Nick Cohen's excellent piece [in stark contrast to this week's execrable effort, but let's not go into that] on the private water companies struck a chord with me ("Water companies and the stench of exploitation").

In September 1989, during the passage of the privatisation legislation and when I was shadow trade and industry secretary, I was asked by Ann Taylor (who was leading for the opposition in the standing committee) to write a piece for the Financial Times setting out Labour's position. The aim was to give potential investors pause when they came to subscribe for shares in the flotation to come.

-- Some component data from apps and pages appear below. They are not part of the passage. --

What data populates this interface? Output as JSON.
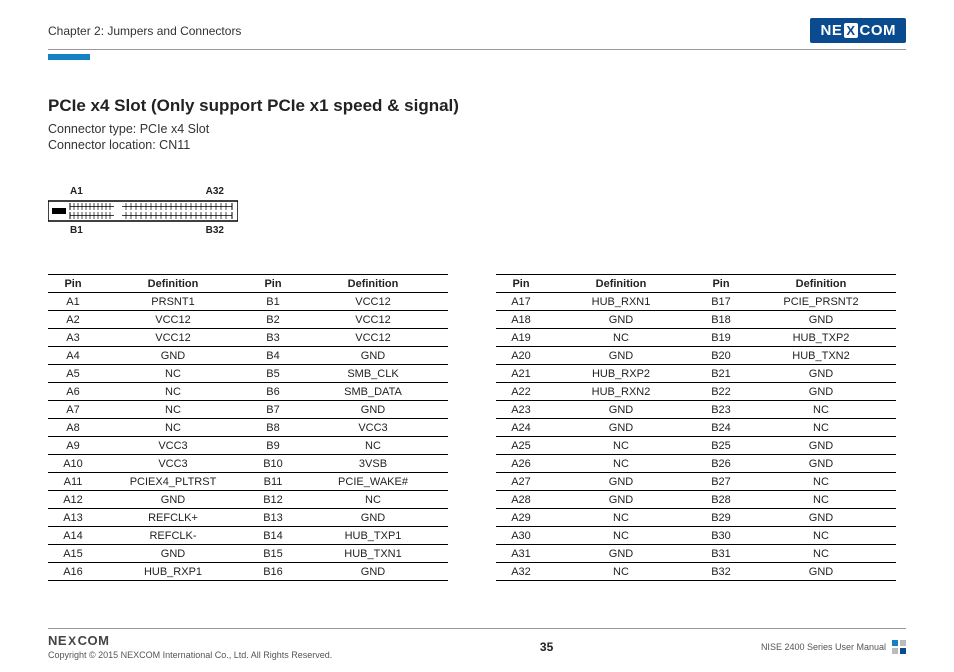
{
  "header": {
    "chapter": "Chapter 2: Jumpers and Connectors",
    "logo_text_before": "NE",
    "logo_text_x": "X",
    "logo_text_after": "COM"
  },
  "section": {
    "title": "PCIe x4 Slot (Only support PCIe x1 speed & signal)",
    "connector_type": "Connector type: PCIe x4 Slot",
    "connector_location": "Connector location: CN11"
  },
  "diagram": {
    "top_left": "A1",
    "top_right": "A32",
    "bot_left": "B1",
    "bot_right": "B32"
  },
  "table_headers": {
    "pin": "Pin",
    "definition": "Definition"
  },
  "table1": [
    {
      "pa": "A1",
      "da": "PRSNT1",
      "pb": "B1",
      "db": "VCC12"
    },
    {
      "pa": "A2",
      "da": "VCC12",
      "pb": "B2",
      "db": "VCC12"
    },
    {
      "pa": "A3",
      "da": "VCC12",
      "pb": "B3",
      "db": "VCC12"
    },
    {
      "pa": "A4",
      "da": "GND",
      "pb": "B4",
      "db": "GND"
    },
    {
      "pa": "A5",
      "da": "NC",
      "pb": "B5",
      "db": "SMB_CLK"
    },
    {
      "pa": "A6",
      "da": "NC",
      "pb": "B6",
      "db": "SMB_DATA"
    },
    {
      "pa": "A7",
      "da": "NC",
      "pb": "B7",
      "db": "GND"
    },
    {
      "pa": "A8",
      "da": "NC",
      "pb": "B8",
      "db": "VCC3"
    },
    {
      "pa": "A9",
      "da": "VCC3",
      "pb": "B9",
      "db": "NC"
    },
    {
      "pa": "A10",
      "da": "VCC3",
      "pb": "B10",
      "db": "3VSB"
    },
    {
      "pa": "A11",
      "da": "PCIEX4_PLTRST",
      "pb": "B11",
      "db": "PCIE_WAKE#"
    },
    {
      "pa": "A12",
      "da": "GND",
      "pb": "B12",
      "db": "NC"
    },
    {
      "pa": "A13",
      "da": "REFCLK+",
      "pb": "B13",
      "db": "GND"
    },
    {
      "pa": "A14",
      "da": "REFCLK-",
      "pb": "B14",
      "db": "HUB_TXP1"
    },
    {
      "pa": "A15",
      "da": "GND",
      "pb": "B15",
      "db": "HUB_TXN1"
    },
    {
      "pa": "A16",
      "da": "HUB_RXP1",
      "pb": "B16",
      "db": "GND"
    }
  ],
  "table2": [
    {
      "pa": "A17",
      "da": "HUB_RXN1",
      "pb": "B17",
      "db": "PCIE_PRSNT2"
    },
    {
      "pa": "A18",
      "da": "GND",
      "pb": "B18",
      "db": "GND"
    },
    {
      "pa": "A19",
      "da": "NC",
      "pb": "B19",
      "db": "HUB_TXP2"
    },
    {
      "pa": "A20",
      "da": "GND",
      "pb": "B20",
      "db": "HUB_TXN2"
    },
    {
      "pa": "A21",
      "da": "HUB_RXP2",
      "pb": "B21",
      "db": "GND"
    },
    {
      "pa": "A22",
      "da": "HUB_RXN2",
      "pb": "B22",
      "db": "GND"
    },
    {
      "pa": "A23",
      "da": "GND",
      "pb": "B23",
      "db": "NC"
    },
    {
      "pa": "A24",
      "da": "GND",
      "pb": "B24",
      "db": "NC"
    },
    {
      "pa": "A25",
      "da": "NC",
      "pb": "B25",
      "db": "GND"
    },
    {
      "pa": "A26",
      "da": "NC",
      "pb": "B26",
      "db": "GND"
    },
    {
      "pa": "A27",
      "da": "GND",
      "pb": "B27",
      "db": "NC"
    },
    {
      "pa": "A28",
      "da": "GND",
      "pb": "B28",
      "db": "NC"
    },
    {
      "pa": "A29",
      "da": "NC",
      "pb": "B29",
      "db": "GND"
    },
    {
      "pa": "A30",
      "da": "NC",
      "pb": "B30",
      "db": "NC"
    },
    {
      "pa": "A31",
      "da": "GND",
      "pb": "B31",
      "db": "NC"
    },
    {
      "pa": "A32",
      "da": "NC",
      "pb": "B32",
      "db": "GND"
    }
  ],
  "footer": {
    "copyright": "Copyright © 2015 NEXCOM International Co., Ltd. All Rights Reserved.",
    "page": "35",
    "manual": "NISE 2400 Series User Manual"
  }
}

I duly did so, explaining (as I recall in my subsequently published memoirs) that an incoming Labour government would expect a privatised water industry to see "its first responsibility to investment in a safe and efficient industry, and secondly, to maintaining fair prices to consumers. Only once these two needs had been met would there be any room for private dividends".

I refrained from saying anything about returning the industry to public ownership, since it was clear that this commitment was being quietly dropped.

I subsequently made a similar point in an interview and was astonished to find myself repudiated by Neil Kinnock the following day, and the subject of some vitriolic press treatment, apparently engineered by the Labour party's press office, including a half-page article in the Sunday Times, portraying me as a Jekyll and Hyde figure, complete with drawings showing my face being transfigured under the influence of a full moon!

It is little comfort to find that my recommended order of priorities has been vindicated by subsequent experience. 

Bryan Gould
New Zealand

1 comment:

  1. Nick Cohen will always be remembered for his legendary drunken Orwell Prize appearance (available on Youtube)in which he lambasted Peter Hitchens and Peter Oborne as "utterly mediocre men who've never risked anything in their lives...the type of people who would have made prefects at your school" and called Jenny Abramsky "an appalling woman".

    Only for Hitchens to pipe up from the audience and suggest Cohen should put down the drink and stop embarrassing himself.